Was charm in his arsenal?
He used charm when he thought it would help him. He was good at flattering his social betters – kings, bishops, other members of the nobility, the pope. If he wanted to make an impression on someone, he wined and dined them. Like a good investment banker, he knew what would impress them, and he made sure he had the means of delivering.
What was the fallout of failure in those olden days?
Debtors’ prison or getting your hands chopped off. Never was being in business more dangerous than at that time because of the consequences of failing, humiliation and running afoul of church law by money-lending and collecting interest, which Fugger did.
What was his biggest challenge?
Raising money.

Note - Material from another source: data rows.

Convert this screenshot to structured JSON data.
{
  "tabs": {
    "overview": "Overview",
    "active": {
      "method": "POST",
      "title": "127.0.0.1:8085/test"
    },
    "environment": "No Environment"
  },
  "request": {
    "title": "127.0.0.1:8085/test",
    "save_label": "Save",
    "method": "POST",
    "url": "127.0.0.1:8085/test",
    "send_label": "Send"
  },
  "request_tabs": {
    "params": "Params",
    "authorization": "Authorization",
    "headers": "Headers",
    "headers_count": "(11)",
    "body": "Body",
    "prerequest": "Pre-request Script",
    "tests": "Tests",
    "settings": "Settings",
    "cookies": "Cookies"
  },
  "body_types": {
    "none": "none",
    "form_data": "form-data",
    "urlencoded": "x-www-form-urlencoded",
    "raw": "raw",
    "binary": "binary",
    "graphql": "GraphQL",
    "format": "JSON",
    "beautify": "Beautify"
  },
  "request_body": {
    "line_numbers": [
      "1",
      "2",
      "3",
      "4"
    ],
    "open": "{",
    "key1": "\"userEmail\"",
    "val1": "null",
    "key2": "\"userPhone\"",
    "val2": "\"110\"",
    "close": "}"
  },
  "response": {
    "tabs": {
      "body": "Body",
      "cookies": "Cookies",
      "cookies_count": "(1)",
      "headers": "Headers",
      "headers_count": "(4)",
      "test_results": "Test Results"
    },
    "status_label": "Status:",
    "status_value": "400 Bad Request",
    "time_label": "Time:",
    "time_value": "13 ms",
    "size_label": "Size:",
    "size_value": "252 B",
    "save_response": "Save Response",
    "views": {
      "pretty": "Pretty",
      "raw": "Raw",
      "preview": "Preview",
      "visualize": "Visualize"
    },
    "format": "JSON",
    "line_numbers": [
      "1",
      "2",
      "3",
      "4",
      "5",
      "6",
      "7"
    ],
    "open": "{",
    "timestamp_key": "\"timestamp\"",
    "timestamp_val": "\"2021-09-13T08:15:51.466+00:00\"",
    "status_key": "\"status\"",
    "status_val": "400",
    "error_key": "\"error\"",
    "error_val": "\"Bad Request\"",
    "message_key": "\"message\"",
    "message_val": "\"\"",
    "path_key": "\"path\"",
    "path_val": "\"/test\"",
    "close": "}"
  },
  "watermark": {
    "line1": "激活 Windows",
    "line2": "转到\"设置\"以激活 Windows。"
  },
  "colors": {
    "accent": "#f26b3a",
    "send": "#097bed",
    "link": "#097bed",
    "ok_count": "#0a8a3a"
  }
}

When he started out, he had to find people who were willing to invest with a young guy with a short track record.
You write that Fugger believed God wanted him to be rich.
That’s how he was able to justify everything he did and keep within the morality of the time: “We’re here to serve and please the Lord.” He said, “I’m pleasing the Lord, or He wouldn’t have given me this great talent to make money and be rich.” It allowed him to sleep at night.
Let’s talk about his colossal nerve.
He made two enormous bets that ensured his future. The first – and riskiest deal – came when he was just starting his career. And it launched his fortune. He borrowed a bunch of money from friends and family, persuading them to invest with him in order to make a loan to Archduke Sigmund of Tyrol, Austria.
That must have taken courage.
Right. The usual crowd of lenders thought it was far too risky. So Fugger thought: “Here’s my chance.” Sigmund indeed retained control of the silver mines in Tyrol, the biggest in the world. And Fugger was able to wrap up controlling the silver business for his lifetime.